WASHINGTON (Reuters) - The United States and Saudi Arabia are close to a final agreement on a bilateral agreement after the U.S. national security adviser made significant progress in talks with the Saudis over the weekend, the White House said on Monday.

White House national security spokesperson John Kirby said the two sides are "closer than we've ever been" on an agreement that is now "near final."

U.S. and Saudi negotiators are seeking to complete work on a bilateral accord that would likely call for formal U.S. guarantees to defend the kingdom as well as Saudi access to more advanced U.S. weaponry, in return for halting Chinese arms purchases and restricting Beijing's investment in the country.
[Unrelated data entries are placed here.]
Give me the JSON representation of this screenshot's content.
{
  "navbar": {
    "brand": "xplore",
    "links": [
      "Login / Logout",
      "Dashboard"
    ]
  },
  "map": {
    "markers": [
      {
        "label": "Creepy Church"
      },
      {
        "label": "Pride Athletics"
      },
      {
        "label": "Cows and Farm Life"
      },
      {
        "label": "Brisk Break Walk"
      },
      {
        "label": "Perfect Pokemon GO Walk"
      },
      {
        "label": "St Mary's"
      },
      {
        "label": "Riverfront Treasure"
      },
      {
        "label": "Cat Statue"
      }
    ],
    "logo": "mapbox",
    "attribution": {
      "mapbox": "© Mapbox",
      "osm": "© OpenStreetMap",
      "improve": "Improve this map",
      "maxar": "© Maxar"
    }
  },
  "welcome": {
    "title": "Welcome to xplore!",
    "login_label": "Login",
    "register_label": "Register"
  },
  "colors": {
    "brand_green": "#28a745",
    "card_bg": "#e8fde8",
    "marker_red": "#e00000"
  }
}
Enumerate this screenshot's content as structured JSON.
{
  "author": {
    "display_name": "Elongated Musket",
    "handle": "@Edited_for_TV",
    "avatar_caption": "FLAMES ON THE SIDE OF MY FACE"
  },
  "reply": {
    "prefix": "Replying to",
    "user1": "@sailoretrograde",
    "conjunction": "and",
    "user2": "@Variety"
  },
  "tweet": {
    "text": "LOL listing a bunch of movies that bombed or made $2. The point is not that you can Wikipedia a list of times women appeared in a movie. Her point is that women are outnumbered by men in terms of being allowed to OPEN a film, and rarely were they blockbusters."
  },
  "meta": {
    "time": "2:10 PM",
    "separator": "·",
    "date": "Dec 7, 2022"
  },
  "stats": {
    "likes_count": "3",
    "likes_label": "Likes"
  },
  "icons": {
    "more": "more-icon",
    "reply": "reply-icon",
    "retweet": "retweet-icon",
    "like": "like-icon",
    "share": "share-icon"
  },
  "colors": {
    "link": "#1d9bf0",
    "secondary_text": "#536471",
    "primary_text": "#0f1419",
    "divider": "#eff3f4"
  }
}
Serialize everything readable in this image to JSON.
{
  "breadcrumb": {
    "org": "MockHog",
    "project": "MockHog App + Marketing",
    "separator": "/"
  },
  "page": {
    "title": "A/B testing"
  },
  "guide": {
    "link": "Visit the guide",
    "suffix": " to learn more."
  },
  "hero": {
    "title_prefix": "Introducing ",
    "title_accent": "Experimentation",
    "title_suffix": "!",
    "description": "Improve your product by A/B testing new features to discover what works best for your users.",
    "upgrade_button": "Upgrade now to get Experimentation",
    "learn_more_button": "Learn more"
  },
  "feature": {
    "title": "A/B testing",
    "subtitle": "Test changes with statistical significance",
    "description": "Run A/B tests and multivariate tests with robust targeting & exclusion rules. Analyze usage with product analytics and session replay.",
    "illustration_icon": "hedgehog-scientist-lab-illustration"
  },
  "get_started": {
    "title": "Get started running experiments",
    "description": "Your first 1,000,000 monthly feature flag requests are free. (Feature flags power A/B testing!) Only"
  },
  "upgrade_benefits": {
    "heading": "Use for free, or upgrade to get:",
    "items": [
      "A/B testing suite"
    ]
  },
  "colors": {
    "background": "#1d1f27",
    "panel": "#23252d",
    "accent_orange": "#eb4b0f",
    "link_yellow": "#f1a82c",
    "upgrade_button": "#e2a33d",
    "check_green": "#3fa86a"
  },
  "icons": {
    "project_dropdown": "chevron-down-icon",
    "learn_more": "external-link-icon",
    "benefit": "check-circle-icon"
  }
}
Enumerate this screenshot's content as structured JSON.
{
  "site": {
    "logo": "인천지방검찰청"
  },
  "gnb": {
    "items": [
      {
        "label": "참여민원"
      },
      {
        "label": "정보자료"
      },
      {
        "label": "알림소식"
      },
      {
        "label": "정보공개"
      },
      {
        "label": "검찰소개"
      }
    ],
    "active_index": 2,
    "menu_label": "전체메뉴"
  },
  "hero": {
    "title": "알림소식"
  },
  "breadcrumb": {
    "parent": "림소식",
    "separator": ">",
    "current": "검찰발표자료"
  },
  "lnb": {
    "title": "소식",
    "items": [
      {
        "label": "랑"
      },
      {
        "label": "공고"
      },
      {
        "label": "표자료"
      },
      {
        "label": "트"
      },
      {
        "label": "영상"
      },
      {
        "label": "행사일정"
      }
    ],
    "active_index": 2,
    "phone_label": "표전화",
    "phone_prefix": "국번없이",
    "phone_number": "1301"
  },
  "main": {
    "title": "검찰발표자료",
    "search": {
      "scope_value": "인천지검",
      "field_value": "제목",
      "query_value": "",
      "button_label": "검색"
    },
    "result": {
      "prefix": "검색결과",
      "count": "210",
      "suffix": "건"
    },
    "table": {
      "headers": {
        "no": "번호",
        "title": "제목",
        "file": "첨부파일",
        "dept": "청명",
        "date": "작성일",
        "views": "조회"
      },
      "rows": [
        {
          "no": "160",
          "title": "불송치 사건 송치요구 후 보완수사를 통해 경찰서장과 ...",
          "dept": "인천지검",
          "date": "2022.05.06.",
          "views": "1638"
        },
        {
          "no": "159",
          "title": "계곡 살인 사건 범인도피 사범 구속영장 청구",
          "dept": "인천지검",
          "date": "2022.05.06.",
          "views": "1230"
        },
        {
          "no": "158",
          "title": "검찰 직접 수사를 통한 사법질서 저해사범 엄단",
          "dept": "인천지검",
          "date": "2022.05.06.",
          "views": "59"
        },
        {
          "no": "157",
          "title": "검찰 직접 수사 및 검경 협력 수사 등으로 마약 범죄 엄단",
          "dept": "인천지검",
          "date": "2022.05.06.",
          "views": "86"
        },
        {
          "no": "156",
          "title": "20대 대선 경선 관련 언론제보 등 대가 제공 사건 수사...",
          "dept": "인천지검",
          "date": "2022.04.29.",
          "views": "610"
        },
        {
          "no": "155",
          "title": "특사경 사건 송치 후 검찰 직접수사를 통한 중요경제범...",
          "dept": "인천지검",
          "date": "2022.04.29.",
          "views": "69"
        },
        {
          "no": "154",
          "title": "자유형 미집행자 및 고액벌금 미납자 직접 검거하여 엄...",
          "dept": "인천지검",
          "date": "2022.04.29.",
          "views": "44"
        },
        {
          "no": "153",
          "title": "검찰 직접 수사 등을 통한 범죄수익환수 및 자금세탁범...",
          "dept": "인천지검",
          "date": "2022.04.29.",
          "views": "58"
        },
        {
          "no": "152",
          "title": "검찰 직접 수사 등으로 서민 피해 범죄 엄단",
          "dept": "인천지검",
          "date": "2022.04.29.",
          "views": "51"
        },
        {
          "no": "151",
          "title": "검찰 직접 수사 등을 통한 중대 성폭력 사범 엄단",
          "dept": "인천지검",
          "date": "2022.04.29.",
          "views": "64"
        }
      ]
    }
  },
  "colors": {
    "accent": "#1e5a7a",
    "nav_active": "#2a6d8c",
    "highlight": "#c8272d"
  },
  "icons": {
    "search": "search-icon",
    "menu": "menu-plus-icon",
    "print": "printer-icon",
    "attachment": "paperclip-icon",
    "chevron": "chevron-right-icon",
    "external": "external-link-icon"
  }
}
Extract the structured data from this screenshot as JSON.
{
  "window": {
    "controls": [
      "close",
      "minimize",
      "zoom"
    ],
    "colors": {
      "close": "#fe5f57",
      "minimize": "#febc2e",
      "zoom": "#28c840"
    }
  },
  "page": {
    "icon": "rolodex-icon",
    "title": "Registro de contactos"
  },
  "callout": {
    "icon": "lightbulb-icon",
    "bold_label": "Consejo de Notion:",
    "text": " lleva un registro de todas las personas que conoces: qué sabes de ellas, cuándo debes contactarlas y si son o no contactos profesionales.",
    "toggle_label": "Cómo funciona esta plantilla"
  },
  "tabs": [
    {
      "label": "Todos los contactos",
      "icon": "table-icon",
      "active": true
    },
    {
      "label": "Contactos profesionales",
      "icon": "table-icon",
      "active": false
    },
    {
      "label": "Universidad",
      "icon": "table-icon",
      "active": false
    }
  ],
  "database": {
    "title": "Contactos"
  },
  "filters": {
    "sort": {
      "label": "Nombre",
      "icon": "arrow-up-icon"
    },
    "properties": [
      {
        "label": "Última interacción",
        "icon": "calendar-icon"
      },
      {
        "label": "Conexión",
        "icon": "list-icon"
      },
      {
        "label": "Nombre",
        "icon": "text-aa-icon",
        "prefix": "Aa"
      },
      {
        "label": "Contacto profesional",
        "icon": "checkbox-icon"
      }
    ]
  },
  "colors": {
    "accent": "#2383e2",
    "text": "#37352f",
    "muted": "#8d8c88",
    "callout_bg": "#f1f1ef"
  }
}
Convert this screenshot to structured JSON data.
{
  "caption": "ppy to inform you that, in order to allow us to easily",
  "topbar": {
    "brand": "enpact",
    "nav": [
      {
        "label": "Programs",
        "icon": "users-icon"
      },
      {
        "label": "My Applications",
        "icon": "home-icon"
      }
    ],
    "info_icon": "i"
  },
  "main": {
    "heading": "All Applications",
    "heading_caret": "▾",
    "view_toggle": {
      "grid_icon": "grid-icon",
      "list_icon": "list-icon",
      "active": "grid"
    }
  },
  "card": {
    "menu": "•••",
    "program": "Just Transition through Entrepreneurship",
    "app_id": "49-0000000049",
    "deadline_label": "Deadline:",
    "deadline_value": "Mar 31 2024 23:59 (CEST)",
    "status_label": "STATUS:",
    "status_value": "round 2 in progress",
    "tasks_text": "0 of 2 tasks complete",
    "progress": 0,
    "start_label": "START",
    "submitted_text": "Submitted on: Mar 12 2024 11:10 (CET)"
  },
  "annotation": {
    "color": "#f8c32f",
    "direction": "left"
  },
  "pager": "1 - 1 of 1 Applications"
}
White House national security adviser Jake Sullivan held talks with Saudi Crown Prince Mohammed bin Salman and other Saudi officials over the weekend where progress was made, Kirby said.

The U.S.-Saudi security accord is also expected to involve sharing emerging technologies with Riyadh, including artificial intelligence.

Once the deal is completed, it would be part of a broad deal presented to Israeli Prime Minister Benjamin Netanyahu to decide whether to make concessions to secure a deal normalization relations with Saudi Arabia.

Kirby said the timing of a U.S.-Saudi deal was unclear. He said an ultimate objective for Biden is a Palestinian state, but with Israel at war with the Palestinian militant group Hamas in Gaza, no deal on a state is likely any time soon.

"Of course, the president remains committed to a two-state solution. He recognizes that you know, that's not something we're going to see any anytime in the future," he said.

(Reporting by Steve Holland and Doina Chiacu; Editing by Franklin Paul and Alistair Bell)

By Steve Holland and Doina Chiacu